'''

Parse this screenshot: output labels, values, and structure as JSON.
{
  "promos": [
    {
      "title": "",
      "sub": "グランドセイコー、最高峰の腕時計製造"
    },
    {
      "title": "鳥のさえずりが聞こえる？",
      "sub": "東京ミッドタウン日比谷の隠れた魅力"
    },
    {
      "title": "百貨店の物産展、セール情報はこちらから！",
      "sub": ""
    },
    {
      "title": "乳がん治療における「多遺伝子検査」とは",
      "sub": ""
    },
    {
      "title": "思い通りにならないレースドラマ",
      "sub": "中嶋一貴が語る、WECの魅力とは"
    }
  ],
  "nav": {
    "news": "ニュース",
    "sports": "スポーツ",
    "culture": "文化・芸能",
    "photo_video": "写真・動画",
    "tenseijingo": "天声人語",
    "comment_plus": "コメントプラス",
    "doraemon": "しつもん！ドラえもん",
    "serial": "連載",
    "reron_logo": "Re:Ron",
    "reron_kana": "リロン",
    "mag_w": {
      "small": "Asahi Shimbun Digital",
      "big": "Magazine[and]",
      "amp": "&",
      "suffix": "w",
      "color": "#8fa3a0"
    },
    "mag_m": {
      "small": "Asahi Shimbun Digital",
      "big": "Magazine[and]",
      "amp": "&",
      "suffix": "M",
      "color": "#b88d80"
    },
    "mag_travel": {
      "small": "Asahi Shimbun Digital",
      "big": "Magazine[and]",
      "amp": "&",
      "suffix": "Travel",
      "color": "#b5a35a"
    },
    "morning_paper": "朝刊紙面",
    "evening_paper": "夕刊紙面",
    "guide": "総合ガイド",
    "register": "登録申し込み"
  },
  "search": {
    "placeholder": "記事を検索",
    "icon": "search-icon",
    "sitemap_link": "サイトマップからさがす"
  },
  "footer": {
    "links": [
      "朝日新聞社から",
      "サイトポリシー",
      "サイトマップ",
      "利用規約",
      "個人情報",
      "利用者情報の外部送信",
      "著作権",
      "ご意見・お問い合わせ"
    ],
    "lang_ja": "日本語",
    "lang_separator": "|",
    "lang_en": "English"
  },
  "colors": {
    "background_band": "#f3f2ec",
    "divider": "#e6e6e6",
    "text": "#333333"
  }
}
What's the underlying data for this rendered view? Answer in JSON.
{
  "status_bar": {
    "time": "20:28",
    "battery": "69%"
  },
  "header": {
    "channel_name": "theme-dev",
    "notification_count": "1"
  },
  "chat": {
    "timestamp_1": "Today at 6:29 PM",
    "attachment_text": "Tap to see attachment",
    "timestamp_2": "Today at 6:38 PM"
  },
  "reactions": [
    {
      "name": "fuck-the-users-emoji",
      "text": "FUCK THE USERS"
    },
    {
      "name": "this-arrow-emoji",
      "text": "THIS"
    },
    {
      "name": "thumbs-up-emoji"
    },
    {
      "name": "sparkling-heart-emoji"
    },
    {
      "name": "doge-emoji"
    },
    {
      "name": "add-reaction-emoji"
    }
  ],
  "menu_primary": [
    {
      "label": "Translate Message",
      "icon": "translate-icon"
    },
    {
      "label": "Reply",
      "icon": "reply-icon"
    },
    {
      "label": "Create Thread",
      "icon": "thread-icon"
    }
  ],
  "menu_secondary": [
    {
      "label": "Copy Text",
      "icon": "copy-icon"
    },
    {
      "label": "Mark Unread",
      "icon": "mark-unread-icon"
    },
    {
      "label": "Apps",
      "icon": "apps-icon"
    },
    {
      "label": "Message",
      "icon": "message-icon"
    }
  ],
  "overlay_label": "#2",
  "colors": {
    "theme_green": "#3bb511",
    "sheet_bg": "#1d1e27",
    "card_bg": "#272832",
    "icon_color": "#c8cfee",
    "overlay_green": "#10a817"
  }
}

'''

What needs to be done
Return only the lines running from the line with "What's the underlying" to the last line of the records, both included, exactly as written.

Solution to this task
What's the underlying data for this rendered view? Answer in JSON.
{
  "status_bar": {
    "time": "20:28",
    "battery": "69%"
  },
  "header": {
    "channel_name": "theme-dev",
    "notification_count": "1"
  },
  "chat": {
    "timestamp_1": "Today at 6:29 PM",
    "attachment_text": "Tap to see attachment",
    "timestamp_2": "Today at 6:38 PM"
  },
  "reactions": [
    {
      "name": "fuck-the-users-emoji",
      "text": "FUCK THE USERS"
    },
    {
      "name": "this-arrow-emoji",
      "text": "THIS"
    },
    {
      "name": "thumbs-up-emoji"
    },
    {
      "name": "sparkling-heart-emoji"
    },
    {
      "name": "doge-emoji"
    },
    {
      "name": "add-reaction-emoji"
    }
  ],
  "menu_primary": [
    {
      "label": "Translate Message",
      "icon": "translate-icon"
    },
    {
      "label": "Reply",
      "icon": "reply-icon"
    },
    {
      "label": "Create Thread",
      "icon": "thread-icon"
    }
  ],
  "menu_secondary": [
    {
      "label": "Copy Text",
      "icon": "copy-icon"
    },
    {
      "label": "Mark Unread",
      "icon": "mark-unread-icon"
    },
    {
      "label": "Apps",
      "icon": "apps-icon"
    },
    {
      "label": "Message",
      "icon": "message-icon"
    }
  ],
  "overlay_label": "#2",
  "colors": {
    "theme_green": "#3bb511",
    "sheet_bg": "#1d1e27",
    "card_bg": "#272832",
    "icon_color": "#c8cfee",
    "overlay_green": "#10a817"
  }
}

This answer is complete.